In letters to Liz Truss, the Secretary of State for International Trade, and Lord David Frost, the UK’s chief Brexit negotiator, the Mayor has warned that if complex ‘Preferential Rules of Origin’ terms are not included in any trade agreement, West Midlands exporters could face tariffs of up to 10 per cent on their EU bound goods. This would see the region’s goods become more expensive and less competitive, and serve as a significant blow to the local automotive and aerospace sectors which rely heavily on their exporting credentials.
Mayor of the West Midlands, Andy Street

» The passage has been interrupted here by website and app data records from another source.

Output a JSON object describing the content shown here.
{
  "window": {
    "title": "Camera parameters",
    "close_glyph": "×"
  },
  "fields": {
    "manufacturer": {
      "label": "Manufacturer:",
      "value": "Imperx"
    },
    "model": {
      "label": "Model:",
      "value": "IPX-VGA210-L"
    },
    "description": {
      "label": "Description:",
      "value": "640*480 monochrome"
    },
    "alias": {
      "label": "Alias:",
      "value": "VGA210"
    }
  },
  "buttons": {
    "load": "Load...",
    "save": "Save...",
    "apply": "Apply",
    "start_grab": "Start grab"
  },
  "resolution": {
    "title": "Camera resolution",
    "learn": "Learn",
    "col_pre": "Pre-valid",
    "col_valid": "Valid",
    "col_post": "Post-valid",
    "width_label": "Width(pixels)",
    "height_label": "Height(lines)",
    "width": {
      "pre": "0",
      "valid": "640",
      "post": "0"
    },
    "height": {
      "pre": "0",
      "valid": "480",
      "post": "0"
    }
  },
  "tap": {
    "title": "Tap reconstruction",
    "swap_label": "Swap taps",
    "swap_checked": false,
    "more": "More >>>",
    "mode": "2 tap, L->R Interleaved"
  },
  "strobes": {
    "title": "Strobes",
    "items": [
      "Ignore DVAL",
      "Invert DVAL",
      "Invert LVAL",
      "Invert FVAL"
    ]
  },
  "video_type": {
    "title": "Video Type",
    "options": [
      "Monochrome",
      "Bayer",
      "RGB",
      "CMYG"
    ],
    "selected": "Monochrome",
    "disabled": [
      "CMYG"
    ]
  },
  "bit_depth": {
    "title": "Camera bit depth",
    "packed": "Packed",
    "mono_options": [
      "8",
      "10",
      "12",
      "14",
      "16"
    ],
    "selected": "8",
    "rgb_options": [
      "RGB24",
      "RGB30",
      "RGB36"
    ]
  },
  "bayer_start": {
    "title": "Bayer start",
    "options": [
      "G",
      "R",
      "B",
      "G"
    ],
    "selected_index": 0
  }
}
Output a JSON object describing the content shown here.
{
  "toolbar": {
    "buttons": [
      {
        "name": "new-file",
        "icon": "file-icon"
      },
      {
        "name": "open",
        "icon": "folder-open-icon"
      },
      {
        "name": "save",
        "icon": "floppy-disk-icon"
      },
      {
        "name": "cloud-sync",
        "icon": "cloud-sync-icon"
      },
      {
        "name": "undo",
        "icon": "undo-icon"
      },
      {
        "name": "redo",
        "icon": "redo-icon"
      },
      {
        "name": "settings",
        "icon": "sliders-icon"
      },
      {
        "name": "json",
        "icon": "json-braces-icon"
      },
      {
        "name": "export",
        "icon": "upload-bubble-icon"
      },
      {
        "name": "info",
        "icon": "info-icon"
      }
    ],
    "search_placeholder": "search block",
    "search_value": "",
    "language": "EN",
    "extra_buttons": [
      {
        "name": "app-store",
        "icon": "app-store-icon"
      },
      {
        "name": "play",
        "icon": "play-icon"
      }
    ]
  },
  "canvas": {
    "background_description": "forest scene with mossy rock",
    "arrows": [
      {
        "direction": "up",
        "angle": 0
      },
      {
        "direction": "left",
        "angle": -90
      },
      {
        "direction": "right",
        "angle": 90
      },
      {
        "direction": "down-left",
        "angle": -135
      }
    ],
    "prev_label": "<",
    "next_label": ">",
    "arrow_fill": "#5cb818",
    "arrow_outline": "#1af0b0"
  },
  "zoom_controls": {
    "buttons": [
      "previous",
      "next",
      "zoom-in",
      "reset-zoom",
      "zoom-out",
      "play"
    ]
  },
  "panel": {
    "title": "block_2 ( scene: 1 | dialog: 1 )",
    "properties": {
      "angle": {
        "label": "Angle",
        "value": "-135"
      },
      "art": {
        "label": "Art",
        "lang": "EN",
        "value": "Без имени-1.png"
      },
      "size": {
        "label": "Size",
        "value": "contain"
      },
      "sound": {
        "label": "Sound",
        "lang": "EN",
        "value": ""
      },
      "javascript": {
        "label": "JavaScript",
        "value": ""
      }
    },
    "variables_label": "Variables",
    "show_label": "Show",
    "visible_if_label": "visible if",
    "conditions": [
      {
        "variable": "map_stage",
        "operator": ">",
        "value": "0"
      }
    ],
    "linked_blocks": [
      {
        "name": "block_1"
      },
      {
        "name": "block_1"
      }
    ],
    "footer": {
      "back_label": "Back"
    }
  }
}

International trade rules mean a product has to pass a nationality threshold in order to be exported tariff free, but once the UK leaves the EU many high-value products made in the West Midlands would fail to meet this threshold and be classified as a UK product due to a large number of parts being sourced from around the world. The EU has said it will accept parts sourced from within the bloc to be counted towards the nationality threshold, but not those coming from other parts of the world – which is the existing arrangement, also known as ‘Preferential Rules of Origin’.
If the EU doesn’t cede on this point, then products such as cars and aerospace parts would not meet the nationality threshold, and face significant tariffs in a major blow to the region’s economy. Modelling by City-REDI at the University of Birmingham shows the impact of tariffs to the region’s economy could be a drop of more than 12 per cent of GDP, while around £3,000 could be added to the average cost of a West Midlands-produced car.
To avoid this scenario, the Mayor and West Midlands business leaders have asked negotiators to push for ‘Preferential Rules of Origin’ to be included in any trade agreement, and have also written to West Midlands MPs to ensure they are aware of the concerns of business and can help make the case to Government.
Mayor Andy Street said: “We welcome the fact trade talks with the EU are continuing, and that the Government’s ambition remains to reach a deal that allows British businesses to export goods to the EU tariff-free.
“But this is such a vital issue for our region’s economy, and it’s important that leaders nationally and across the region are aware of the significant concerns raised by our exporting business community – and have the information they need to support efforts to secure a deal which includes ‘Preferential Rules of Origin.’
“Due to our strong manufacturing sector, which includes exporters that rely heavily on complex supply chains that span continents, the West Midlands is more exposed than other parts of the UK to a trade deal which doesn’t protect export industries.
“So we have today shared the detailed concerns of business with our region’s MPs and those in Government to emphasise the importance of the ‘Preferential Rules of Origin’ to our advanced manufacturing export sector, which is such an important part of the West Midlands’ economic output.”
Business leaders raised the issue in the weekly Economic Impact Group meeting, chaired by Mayor Andy Street, which brings together business, civic and trade union leaders to track the impact of the pandemic, mitigate economic damage and accelerate a recovery across the whole region.
Margot James, Executive Chair of WMG and the first to raise the issue at the EIG, said: “Much of the value of UK exports to the EU is made up of products which have components that originate from outside of either the UK or the EU single market. This means that the precise structure of the Rules of Origin arrangement in any Free Trade Deal is crucial to West Midlands’ manufacturers”.
“This impact is particularly relevant for manufacturers in sectors such as Electric Vehicles where significant imports of components are currently from outside the EU. We therefore call on the Government to ensure that third country and sector specific Preferential Rules of Origin requirements are included in any Free Trade Agreement”.